On any advice she has been given:
“Just be myself, work hard. We had training yesterday and it was nice to have Jordan [Nobbs] back, she is quite talkative and she is very hands on, will come up to you and speak to you. You know it’s going to help and for me that’s something as a player that I like. Obviously the experience that they’ve got and the level that they’ve played at for so many years they are making sense, because they’ve not got where they’ve got not knowing the game. So I think that as a, I say a young player, I’m not young but I feel like I am, I think any advice in this environment it is appreciated and you take it on board regardless.”
On enjoying the big crowd atmosphere at Stamford Bridge and looking to get out for the big upcoming crowds in future England and club games:
“I don’t really think that occasions like that phase me a great deal, obviously it is amazing and the noise; it is harder because you can’t hear your teammates with all the shouting from the crowd. It was unbelievable and god knows what it will be like to play in from of 75,000 if that was to happen. It brings the girls on because if you know you’ve got that support and backing of the fans it gives you an extra gear on the pitch and I don’t think the fans realise how much when there chanting and cheering it does give you that extra boost. It makes it that little bit better and on home soil you want to win and it’s the main thing, we didn’t do well in the last two games so winning is nothing but an option in the next two games.”
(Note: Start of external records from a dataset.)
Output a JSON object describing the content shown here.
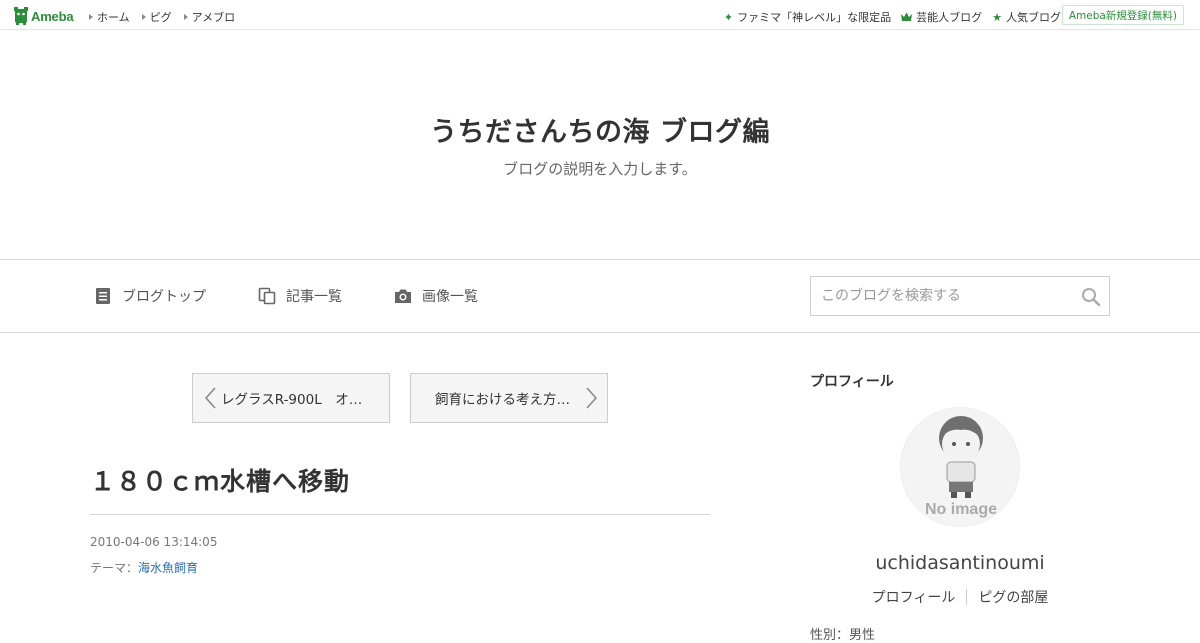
{
  "topbar": {
    "logo_text": "Ameba",
    "links": [
      {
        "label": "ホーム"
      },
      {
        "label": "ピグ"
      },
      {
        "label": "アメブロ"
      }
    ],
    "right_links": [
      {
        "label": "ファミマ「神レベル」な限定品",
        "icon": "sparkle-icon"
      },
      {
        "label": "芸能人ブログ",
        "icon": "crown-icon"
      },
      {
        "label": "人気ブログ",
        "icon": "star-icon"
      }
    ],
    "register_label": "Ameba新規登録(無料)",
    "accent_color": "#2d8c3c"
  },
  "header": {
    "title": "うちださんちの海 ブログ編",
    "description": "ブログの説明を入力します。"
  },
  "nav": {
    "items": [
      {
        "label": "ブログトップ",
        "icon": "document-icon"
      },
      {
        "label": "記事一覧",
        "icon": "copy-icon"
      },
      {
        "label": "画像一覧",
        "icon": "camera-icon"
      }
    ],
    "search": {
      "placeholder": "このブログを検索する"
    }
  },
  "pager": {
    "prev_label": "レグラスR-900L　オ…",
    "next_label": "飼育における考え方…"
  },
  "article": {
    "title": "１８０ｃｍ水槽へ移動",
    "date": "2010-04-06 13:14:05",
    "theme_prefix": "テーマ：",
    "theme_link": "海水魚飼育",
    "link_color": "#2a6db0"
  },
  "sidebar": {
    "heading": "プロフィール",
    "avatar_text": "No image",
    "username": "uchidasantinoumi",
    "links": [
      {
        "label": "プロフィール"
      },
      {
        "label": "ピグの部屋"
      }
    ],
    "partial_text": "性別：男性"
  }
}
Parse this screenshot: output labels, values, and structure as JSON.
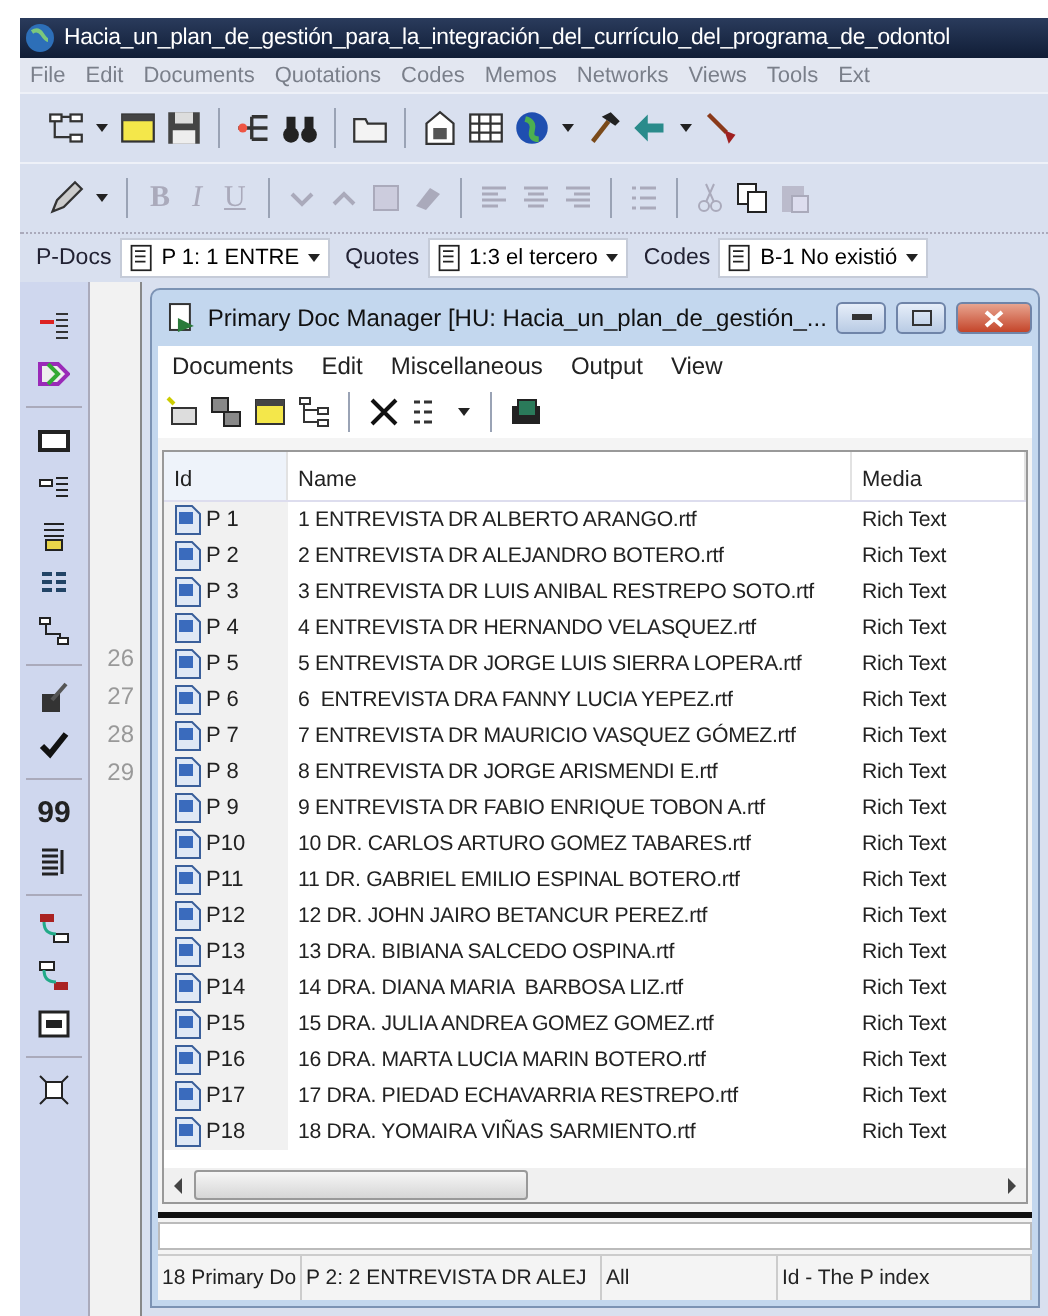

On the “England for England” chant:
“The girls take the mickey out of me all the time. I walk in the changing room and ‘England for England’, but it got around a lot and I couldn’t have appreciated it anymore because it was nice to know that the fans had my backing and and again they’ve been on the journey with me. Everyone’s saying I need a new chant now I’m finally here, but as long as they keep supporting me I am happy with that.”
Interview by: Thomas Smith, (Football Journalism Student, University of Derby)